_Your assignment:_ It would help if you retyped the data exactly, leaving out the pictures.

(Dataset rows describing interfaces)
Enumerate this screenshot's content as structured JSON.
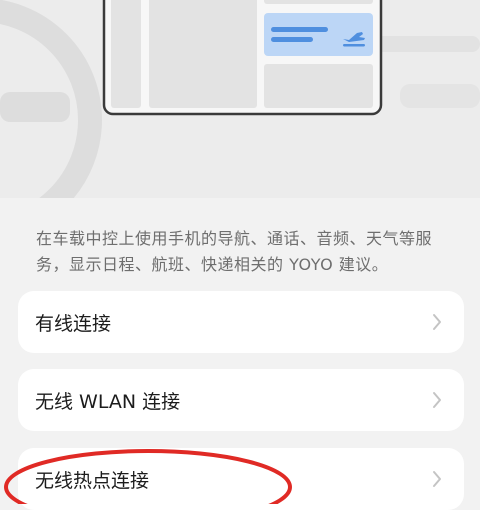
{
  "description": "在车载中控上使用手机的导航、通话、音频、天气等服务，显示日程、航班、快递相关的 YOYO 建议。",
  "options": [
    {
      "label": "有线连接"
    },
    {
      "label": "无线 WLAN 连接"
    },
    {
      "label": "无线热点连接"
    }
  ],
  "icons": {
    "chevron": "chevron-right-icon",
    "flight": "airplane-icon"
  },
  "colors": {
    "background": "#f2f2f2",
    "card": "#ffffff",
    "accent_blue": "#4f8fdf",
    "annotation_red": "#e02a25"
  }
}
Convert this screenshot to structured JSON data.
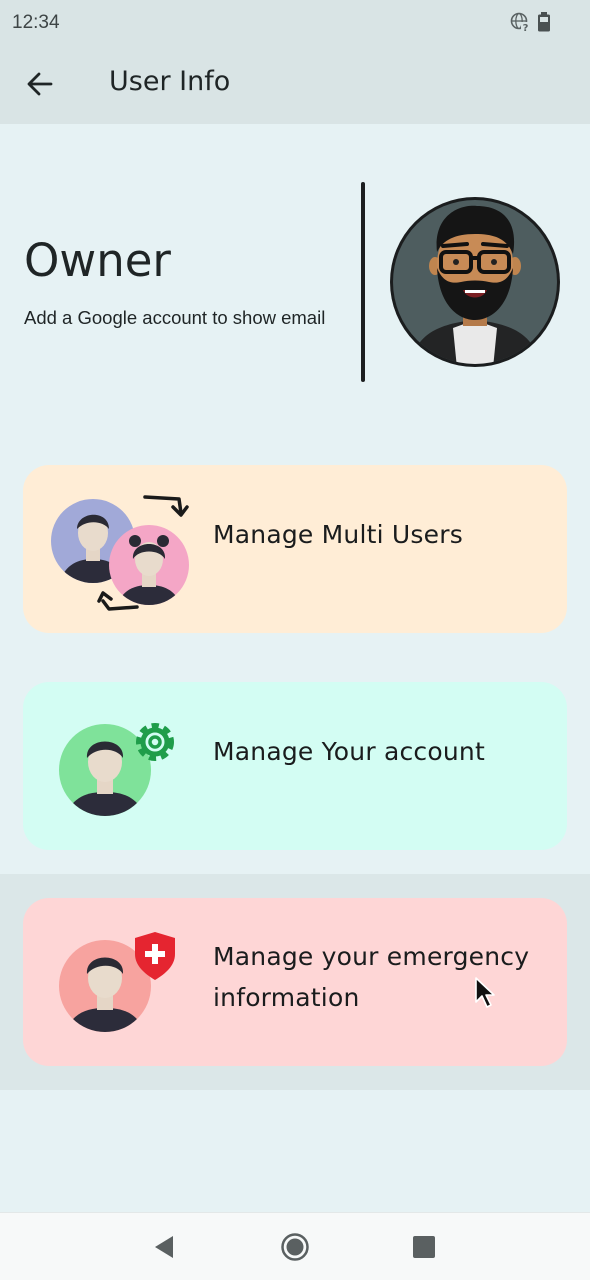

_Task result:_
Enumerate this screenshot's content as structured JSON.
{
  "description": "在车载中控上使用手机的导航、通话、音频、天气等服务，显示日程、航班、快递相关的 YOYO 建议。",
  "options": [
    {
      "label": "有线连接"
    },
    {
      "label": "无线 WLAN 连接"
    },
    {
      "label": "无线热点连接"
    }
  ],
  "icons": {
    "chevron": "chevron-right-icon",
    "flight": "airplane-icon"
  },
  "colors": {
    "background": "#f2f2f2",
    "card": "#ffffff",
    "accent_blue": "#4f8fdf",
    "annotation_red": "#e02a25"
  }
}
Convert this screenshot to structured JSON data.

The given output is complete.